>>>

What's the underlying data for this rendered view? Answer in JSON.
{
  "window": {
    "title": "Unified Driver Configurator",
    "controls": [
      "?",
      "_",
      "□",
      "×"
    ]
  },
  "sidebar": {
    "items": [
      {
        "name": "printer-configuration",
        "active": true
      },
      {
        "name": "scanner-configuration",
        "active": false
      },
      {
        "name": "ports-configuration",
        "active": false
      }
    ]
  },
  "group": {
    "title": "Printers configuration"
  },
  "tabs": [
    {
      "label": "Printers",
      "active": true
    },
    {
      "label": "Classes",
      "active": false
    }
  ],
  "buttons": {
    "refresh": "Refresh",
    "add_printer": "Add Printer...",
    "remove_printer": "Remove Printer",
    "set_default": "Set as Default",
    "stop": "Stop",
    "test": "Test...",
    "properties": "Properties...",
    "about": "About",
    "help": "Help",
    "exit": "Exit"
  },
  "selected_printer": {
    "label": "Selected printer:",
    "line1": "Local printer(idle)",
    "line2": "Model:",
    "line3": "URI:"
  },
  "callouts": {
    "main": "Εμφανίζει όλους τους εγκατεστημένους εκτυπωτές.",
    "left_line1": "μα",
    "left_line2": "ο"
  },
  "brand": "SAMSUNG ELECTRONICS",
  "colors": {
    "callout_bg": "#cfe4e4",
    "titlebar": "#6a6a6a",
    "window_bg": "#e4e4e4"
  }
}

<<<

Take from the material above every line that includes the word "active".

● WRITTEN RESPONSE
        "active": true
        "active": false
        "active": false
      "active": true
      "active": false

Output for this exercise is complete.